We hope that eventually many millions of people from across the globe will find value in joining the Collective and funding our work. This value will ultimately be in the products and services that the Collective helps produce for everyone to use. Each member will have an equal opportunity to influence the selection and subsequent development, testing and launch of these products and services. Today, members can contribute funding and they can influence the development of the Collective, the criteria we are developing to select projects and the initial projects we invest in. The best way to get started is to join in the conversation and [become a part of the Collective](https://diglife.com/).
What software and/or services do you intend to develop?
We research, design, fund, develop, certify and use digital products and services that respect and protect our human rights. We’ll partner with others doing things that meet our standards – we definitely don’t plan on reinventing any wheels. We support, test and use what exists; we fund and build what doesn’t yet exist but should.
We’re not kidding ourselves. In technological terms, the concepts of trust, privacy, equality, and decentralization, are challenging things to grapple with.
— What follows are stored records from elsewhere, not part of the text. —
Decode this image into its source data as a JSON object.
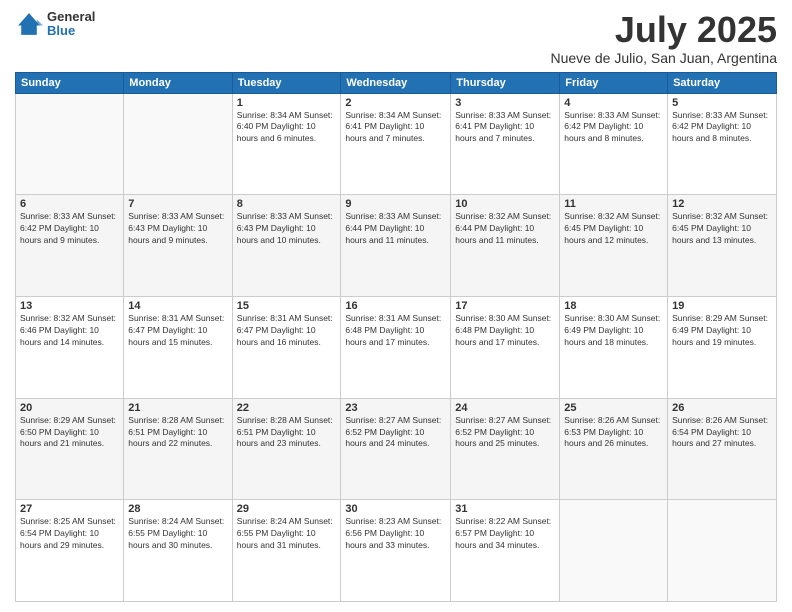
{
  "header": {
    "logo": {
      "general": "General",
      "blue": "Blue"
    },
    "title": "July 2025",
    "location": "Nueve de Julio, San Juan, Argentina"
  },
  "weekdays": [
    "Sunday",
    "Monday",
    "Tuesday",
    "Wednesday",
    "Thursday",
    "Friday",
    "Saturday"
  ],
  "weeks": [
    [
      {
        "day": "",
        "info": ""
      },
      {
        "day": "",
        "info": ""
      },
      {
        "day": "1",
        "info": "Sunrise: 8:34 AM\nSunset: 6:40 PM\nDaylight: 10 hours and 6 minutes."
      },
      {
        "day": "2",
        "info": "Sunrise: 8:34 AM\nSunset: 6:41 PM\nDaylight: 10 hours and 7 minutes."
      },
      {
        "day": "3",
        "info": "Sunrise: 8:33 AM\nSunset: 6:41 PM\nDaylight: 10 hours and 7 minutes."
      },
      {
        "day": "4",
        "info": "Sunrise: 8:33 AM\nSunset: 6:42 PM\nDaylight: 10 hours and 8 minutes."
      },
      {
        "day": "5",
        "info": "Sunrise: 8:33 AM\nSunset: 6:42 PM\nDaylight: 10 hours and 8 minutes."
      }
    ],
    [
      {
        "day": "6",
        "info": "Sunrise: 8:33 AM\nSunset: 6:42 PM\nDaylight: 10 hours and 9 minutes."
      },
      {
        "day": "7",
        "info": "Sunrise: 8:33 AM\nSunset: 6:43 PM\nDaylight: 10 hours and 9 minutes."
      },
      {
        "day": "8",
        "info": "Sunrise: 8:33 AM\nSunset: 6:43 PM\nDaylight: 10 hours and 10 minutes."
      },
      {
        "day": "9",
        "info": "Sunrise: 8:33 AM\nSunset: 6:44 PM\nDaylight: 10 hours and 11 minutes."
      },
      {
        "day": "10",
        "info": "Sunrise: 8:32 AM\nSunset: 6:44 PM\nDaylight: 10 hours and 11 minutes."
      },
      {
        "day": "11",
        "info": "Sunrise: 8:32 AM\nSunset: 6:45 PM\nDaylight: 10 hours and 12 minutes."
      },
      {
        "day": "12",
        "info": "Sunrise: 8:32 AM\nSunset: 6:45 PM\nDaylight: 10 hours and 13 minutes."
      }
    ],
    [
      {
        "day": "13",
        "info": "Sunrise: 8:32 AM\nSunset: 6:46 PM\nDaylight: 10 hours and 14 minutes."
      },
      {
        "day": "14",
        "info": "Sunrise: 8:31 AM\nSunset: 6:47 PM\nDaylight: 10 hours and 15 minutes."
      },
      {
        "day": "15",
        "info": "Sunrise: 8:31 AM\nSunset: 6:47 PM\nDaylight: 10 hours and 16 minutes."
      },
      {
        "day": "16",
        "info": "Sunrise: 8:31 AM\nSunset: 6:48 PM\nDaylight: 10 hours and 17 minutes."
      },
      {
        "day": "17",
        "info": "Sunrise: 8:30 AM\nSunset: 6:48 PM\nDaylight: 10 hours and 17 minutes."
      },
      {
        "day": "18",
        "info": "Sunrise: 8:30 AM\nSunset: 6:49 PM\nDaylight: 10 hours and 18 minutes."
      },
      {
        "day": "19",
        "info": "Sunrise: 8:29 AM\nSunset: 6:49 PM\nDaylight: 10 hours and 19 minutes."
      }
    ],
    [
      {
        "day": "20",
        "info": "Sunrise: 8:29 AM\nSunset: 6:50 PM\nDaylight: 10 hours and 21 minutes."
      },
      {
        "day": "21",
        "info": "Sunrise: 8:28 AM\nSunset: 6:51 PM\nDaylight: 10 hours and 22 minutes."
      },
      {
        "day": "22",
        "info": "Sunrise: 8:28 AM\nSunset: 6:51 PM\nDaylight: 10 hours and 23 minutes."
      },
      {
        "day": "23",
        "info": "Sunrise: 8:27 AM\nSunset: 6:52 PM\nDaylight: 10 hours and 24 minutes."
      },
      {
        "day": "24",
        "info": "Sunrise: 8:27 AM\nSunset: 6:52 PM\nDaylight: 10 hours and 25 minutes."
      },
      {
        "day": "25",
        "info": "Sunrise: 8:26 AM\nSunset: 6:53 PM\nDaylight: 10 hours and 26 minutes."
      },
      {
        "day": "26",
        "info": "Sunrise: 8:26 AM\nSunset: 6:54 PM\nDaylight: 10 hours and 27 minutes."
      }
    ],
    [
      {
        "day": "27",
        "info": "Sunrise: 8:25 AM\nSunset: 6:54 PM\nDaylight: 10 hours and 29 minutes."
      },
      {
        "day": "28",
        "info": "Sunrise: 8:24 AM\nSunset: 6:55 PM\nDaylight: 10 hours and 30 minutes."
      },
      {
        "day": "29",
        "info": "Sunrise: 8:24 AM\nSunset: 6:55 PM\nDaylight: 10 hours and 31 minutes."
      },
      {
        "day": "30",
        "info": "Sunrise: 8:23 AM\nSunset: 6:56 PM\nDaylight: 10 hours and 33 minutes."
      },
      {
        "day": "31",
        "info": "Sunrise: 8:22 AM\nSunset: 6:57 PM\nDaylight: 10 hours and 34 minutes."
      },
      {
        "day": "",
        "info": ""
      },
      {
        "day": "",
        "info": ""
      }
    ]
  ]
}
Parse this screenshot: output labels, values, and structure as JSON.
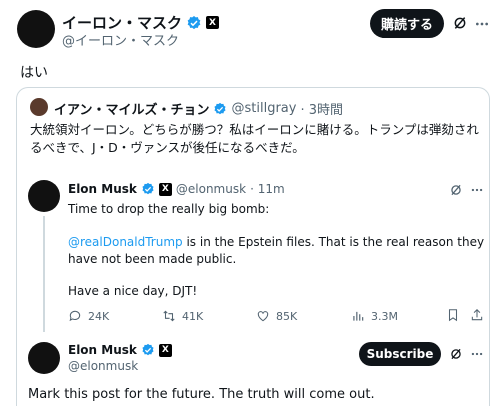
{
  "top_post": {
    "display_name": "イーロン・マスク",
    "handle": "@イーロン・マスク",
    "subscribe_label": "購読する",
    "text": "はい"
  },
  "quoted": {
    "display_name": "イアン・マイルズ・チョン",
    "handle": "@stillgray",
    "time": "· 3時間",
    "text": "大統領対イーロン。どちらが勝つ？私はイーロンに賭ける。トランプは弾劾されるべきで、J・D・ヴァンスが後任になるべきだ。"
  },
  "nested": {
    "display_name": "Elon Musk",
    "handle": "@elonmusk",
    "time": "· 11m",
    "line1": "Time to drop the really big bomb:",
    "mention": "@realDonaldTrump",
    "line2_rest": " is in the Epstein files. That is the real reason they have not been made public.",
    "line3": "Have a nice day, DJT!",
    "stats": {
      "replies": "24K",
      "reposts": "41K",
      "likes": "85K",
      "views": "3.3M"
    }
  },
  "bottom_post": {
    "display_name": "Elon Musk",
    "handle": "@elonmusk",
    "subscribe_label": "Subscribe",
    "text": "Mark this post for the future. The truth will come out."
  },
  "colors": {
    "verified": "#1d9bf0",
    "link": "#1d9bf0",
    "border": "#cfd9de",
    "muted": "#536471"
  }
}
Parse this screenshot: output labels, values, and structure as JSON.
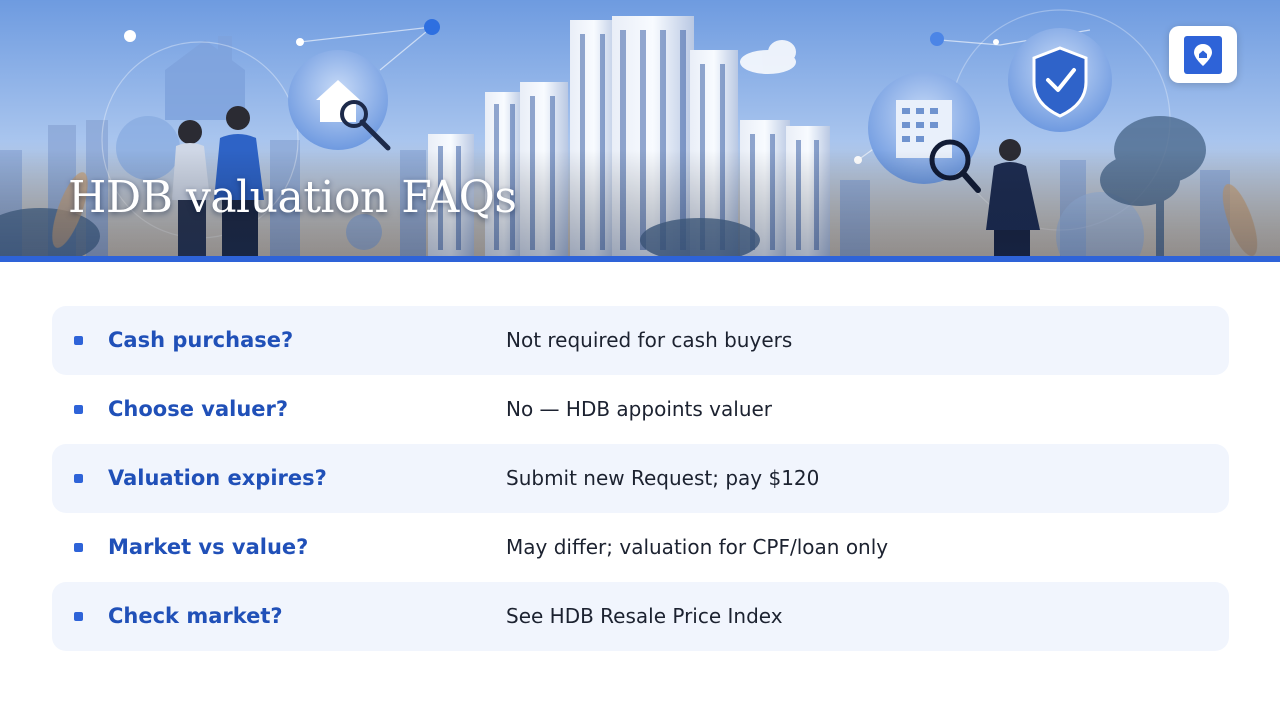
{
  "header": {
    "title": "HDB valuation FAQs"
  },
  "logo": {
    "icon": "house-pin-logo-icon"
  },
  "colors": {
    "accent": "#2e63d8",
    "question_text": "#2050b8",
    "row_shade": "#f1f5fd",
    "answer_text": "#1c2230"
  },
  "faqs": [
    {
      "question": "Cash purchase?",
      "answer": "Not required for cash buyers"
    },
    {
      "question": "Choose valuer?",
      "answer": "No — HDB appoints valuer"
    },
    {
      "question": "Valuation expires?",
      "answer": "Submit new Request; pay $120"
    },
    {
      "question": "Market vs value?",
      "answer": "May differ; valuation for CPF/loan only"
    },
    {
      "question": "Check market?",
      "answer": "See HDB Resale Price Index"
    }
  ]
}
If we answered this question with “We’re going to invest in X and engineer Y and it’ll be ready in six months”, then you’d be right not to take us seriously.
At the same time, we’re not doing this just to hang out with great people and have a nice time. We’re intent on delivering more trustworthy technology to help create the world we want. Curious, but still unsure? The best way to find out, in this early stage, if our team is worthy of your trust, is to come talk to us. [Send us an email](mailto:firstname.lastname@example.org) or ask a question in [our public discussion forum](https://discuss.diglife.com/).
What is your position on the Investigatory Powers Act 2016 (aka the UK Snoopers Charter) and state surveillance in general?
Legislation and dominant practices may vary from the values that inform our mission here. We will strive to find ways of working such that we are not unduly impeded by these. We do not currently plan to become a campaigning or advocacy group fighting such legislation - there are great groups out there already.
If you care about privacy, why does your site ask me to accept cookies?
There are cookies and then there are cookies. It’s a shame they have the same name.
There are good cookies, if you like, that serve the original function cookies were designed for. This encompasses making sure our website is working well, and that it can adapt to the visitor’s needs (e.g. our future site should remember that you want the French version).
But today the vast majority of cookies allow companies to track what you do for their commercial benefit. We don’t use such cookies. Where we need third party services (e.g. Stripe.com for payments) we try to select those that don’t use such methods or can be configured not to.